have you tried bending the pins back? If they aren't broken, it might be worth a try first. Shorting with other pins might have blown things further back, if power has been turned on since this happened.
Do you have a wiring diagram you can post here? Is the ecm triggering the relay coil? These usually have issues with the pump control (usually brought on by human error or as simple as dry solder joints). If you can post photos of inside the ecm on both sides of the board, we should be able to see it.
I used to buy ultrasonic cleaners for our company. Does it come with built-in heating? That type are particularly good, over those that don't have it. The key thing to look for when buying an ultrasonic cleaner is not just brand or build quality or materials. You also need to check if the product is supported with spare parts availability - especially the sensors as they are near-impossible to get hold of at anything like a reasonable price. Now, the single most important thing to look for in an ultrasonic cleaner, is quite surprisingly, its size compared to the parts you are putting in there. You need to match the cavity size to the parts size EXACTLY. If you think bigger is better, you'd be wrong! The effectiveness decreases considerably to almost nothing when you have tiny objects inside a large cleaner. Most buyers do not take this into consideration & blame the product or the cleaning solution, etc.
It might pay to get a code reader on it & let us know what it tells you. Sounds like the transmission control computer is giving problems. Open it up & have a look for the obvious capacitor leakage problem with this one. These computers have a history of SMD chip resistors going open circuit, which is impossible to spot, but easy to measure with a multimeter. I've personally repaired hundreds of similar systems over the years.
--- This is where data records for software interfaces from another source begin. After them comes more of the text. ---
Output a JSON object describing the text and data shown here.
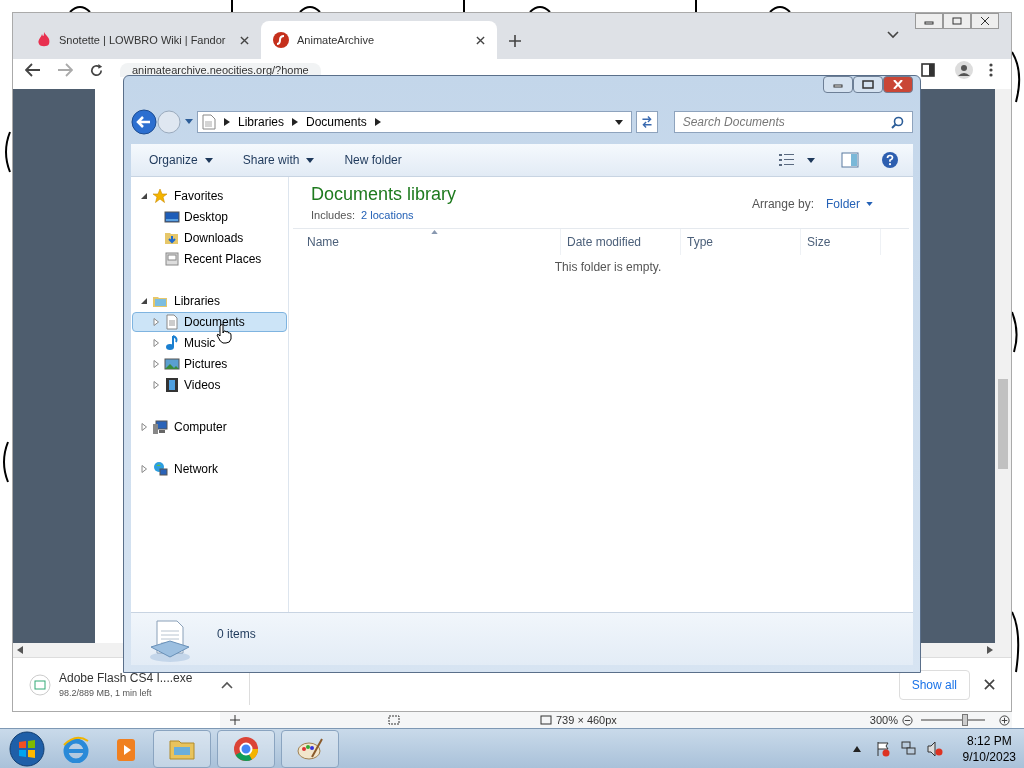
{
  "browser": {
    "tabs": [
      {
        "title": "Snotette | LOWBRO Wiki | Fandor",
        "selected": false
      },
      {
        "title": "AnimateArchive",
        "selected": true
      }
    ],
    "url": "animatearchive.neocities.org/?home",
    "download": {
      "filename": "Adobe Flash CS4 I....exe",
      "progress_text": "98.2/889 MB, 1 min left"
    },
    "show_all": "Show all"
  },
  "background_app_status": {
    "dimensions": "739 × 460px",
    "zoom": "300%",
    "zoom_slider": {
      "level": 0.7
    }
  },
  "explorer": {
    "breadcrumb": [
      "Libraries",
      "Documents"
    ],
    "search": {
      "placeholder": "Search Documents"
    },
    "toolbar": [
      {
        "label": "Organize",
        "has_menu": true
      },
      {
        "label": "Share with",
        "has_menu": true
      },
      {
        "label": "New folder",
        "has_menu": false
      }
    ],
    "nav": [
      {
        "label": "Favorites",
        "expanded": true,
        "children": [
          {
            "label": "Desktop",
            "selected": false
          },
          {
            "label": "Downloads",
            "selected": false
          },
          {
            "label": "Recent Places",
            "selected": false
          }
        ]
      },
      {
        "label": "Libraries",
        "expanded": true,
        "children": [
          {
            "label": "Documents",
            "selected": true,
            "expanded": false
          },
          {
            "label": "Music",
            "selected": false,
            "expanded": false
          },
          {
            "label": "Pictures",
            "selected": false,
            "expanded": false
          },
          {
            "label": "Videos",
            "selected": false,
            "expanded": false
          }
        ]
      },
      {
        "label": "Computer",
        "expanded": false
      },
      {
        "label": "Network",
        "expanded": false
      }
    ],
    "library_title": "Documents library",
    "includes_label": "Includes:",
    "locations_link": "2 locations",
    "arrange_label": "Arrange by:",
    "arrange_value": "Folder",
    "columns": [
      {
        "label": "Name",
        "sorted": true
      },
      {
        "label": "Date modified",
        "sorted": false
      },
      {
        "label": "Type",
        "sorted": false
      },
      {
        "label": "Size",
        "sorted": false
      }
    ],
    "empty_message": "This folder is empty.",
    "status": "0 items"
  },
  "taskbar": {
    "time": "8:12 PM",
    "date": "9/10/2023"
  }
}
From experience, I'd say it's a surface mount capacitor. You need to take it out of circuit & measure its value or else get a schematic & look up what ratings it is supposed to have. They are quite cheap to buy, so try getting a new one, as pilfered parts can be difficult to take the solder after removal. Alternatively, measure it using an in-circuit capacitance meter. It looks to be only used for filtering, so I don't imagine the exact value is critical. If I had to guess, I'd say it'd be around the 100nF mark. Such a part doesn't usually go faulty, so maybe it just needs a re-work?
Batteries generally perform better when warm & worse when cold, but I wasn't expecting it to die so suddenly when exposed to cold. Whilst it's still lasting a few hours, spray some freeze-it spray (available readily from shops like Jaycar), onto a section of the board to try to simulate the cold to see if you get the same effect. Try a different section of the board after it recovers each time to see where the problem lies exactly. If it was me, I'd replace the battery with a pack I can make from cheap, common batteries, just like they showed us in our country's only Electronics Magazine, Silicon Chip some years ago. I may be able to look up the article, if you wish. Update (09/03/2016): Ah! I should have read your initial post more closely... You've had the phone for 1.5 years & six months after you got it (new or second-hand?), it started giving problems. I guess you've heard about Apple's new laptops which explode when you (or anyone who's not an authorized Apple repair centre), try to change the...
Check the winding resistance of the suspect motor against the others - open circuit. If it's okay, then you need to trace it back to the driver & change it if it checks out faulty or just order another controller board.
Can you tell us how you've checked the fuse & relay? What equipment do you have available？ The power for the pump comes through the Fuel Pump Relay. Can you tell us what voltage you have on each pin on the relay, please? The pins should be numbered on the relay itself. Do you have battery voltage on one side of the relay switch & not the other side? If so & the coil is still good & you cannot hear / feel the relay clicking on crank & the wiring is good (check for breaks as well as shorts to other wires / chassis), then it's likely the engine computer isn't switching the relay in. Trace the pin through to an smd transistor or mosfet & change it or just get another compatible unit from the wreckers (usually quite cheap).